Dataset extract:
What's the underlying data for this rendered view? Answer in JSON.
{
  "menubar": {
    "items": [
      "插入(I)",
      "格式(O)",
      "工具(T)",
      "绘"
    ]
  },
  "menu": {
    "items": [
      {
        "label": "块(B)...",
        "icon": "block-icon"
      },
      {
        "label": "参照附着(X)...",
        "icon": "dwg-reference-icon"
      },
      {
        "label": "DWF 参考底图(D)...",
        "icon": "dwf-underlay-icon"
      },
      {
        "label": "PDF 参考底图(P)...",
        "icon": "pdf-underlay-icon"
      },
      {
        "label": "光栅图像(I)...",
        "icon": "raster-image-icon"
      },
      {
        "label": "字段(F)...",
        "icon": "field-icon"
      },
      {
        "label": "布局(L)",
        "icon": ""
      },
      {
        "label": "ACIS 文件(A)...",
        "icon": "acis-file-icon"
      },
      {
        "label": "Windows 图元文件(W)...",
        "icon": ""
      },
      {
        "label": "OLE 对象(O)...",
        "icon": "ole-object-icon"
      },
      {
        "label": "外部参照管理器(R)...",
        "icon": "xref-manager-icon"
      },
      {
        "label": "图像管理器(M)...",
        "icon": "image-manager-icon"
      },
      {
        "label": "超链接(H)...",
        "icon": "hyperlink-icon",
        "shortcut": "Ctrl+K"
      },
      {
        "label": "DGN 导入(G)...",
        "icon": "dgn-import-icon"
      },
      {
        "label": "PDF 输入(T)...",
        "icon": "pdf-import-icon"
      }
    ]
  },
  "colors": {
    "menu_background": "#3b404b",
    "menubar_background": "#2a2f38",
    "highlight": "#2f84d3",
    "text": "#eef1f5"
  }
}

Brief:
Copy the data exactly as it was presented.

Result:
What's the underlying data for this rendered view? Answer in JSON.
{
  "menubar": {
    "items": [
      "插入(I)",
      "格式(O)",
      "工具(T)",
      "绘"
    ]
  },
  "menu": {
    "items": [
      {
        "label": "块(B)...",
        "icon": "block-icon"
      },
      {
        "label": "参照附着(X)...",
        "icon": "dwg-reference-icon"
      },
      {
        "label": "DWF 参考底图(D)...",
        "icon": "dwf-underlay-icon"
      },
      {
        "label": "PDF 参考底图(P)...",
        "icon": "pdf-underlay-icon"
      },
      {
        "label": "光栅图像(I)...",
        "icon": "raster-image-icon"
      },
      {
        "label": "字段(F)...",
        "icon": "field-icon"
      },
      {
        "label": "布局(L)",
        "icon": ""
      },
      {
        "label": "ACIS 文件(A)...",
        "icon": "acis-file-icon"
      },
      {
        "label": "Windows 图元文件(W)...",
        "icon": ""
      },
      {
        "label": "OLE 对象(O)...",
        "icon": "ole-object-icon"
      },
      {
        "label": "外部参照管理器(R)...",
        "icon": "xref-manager-icon"
      },
      {
        "label": "图像管理器(M)...",
        "icon": "image-manager-icon"
      },
      {
        "label": "超链接(H)...",
        "icon": "hyperlink-icon",
        "shortcut": "Ctrl+K"
      },
      {
        "label": "DGN 导入(G)...",
        "icon": "dgn-import-icon"
      },
      {
        "label": "PDF 输入(T)...",
        "icon": "pdf-import-icon"
      }
    ]
  },
  "colors": {
    "menu_background": "#3b404b",
    "menubar_background": "#2a2f38",
    "highlight": "#2f84d3",
    "text": "#eef1f5"
  }
}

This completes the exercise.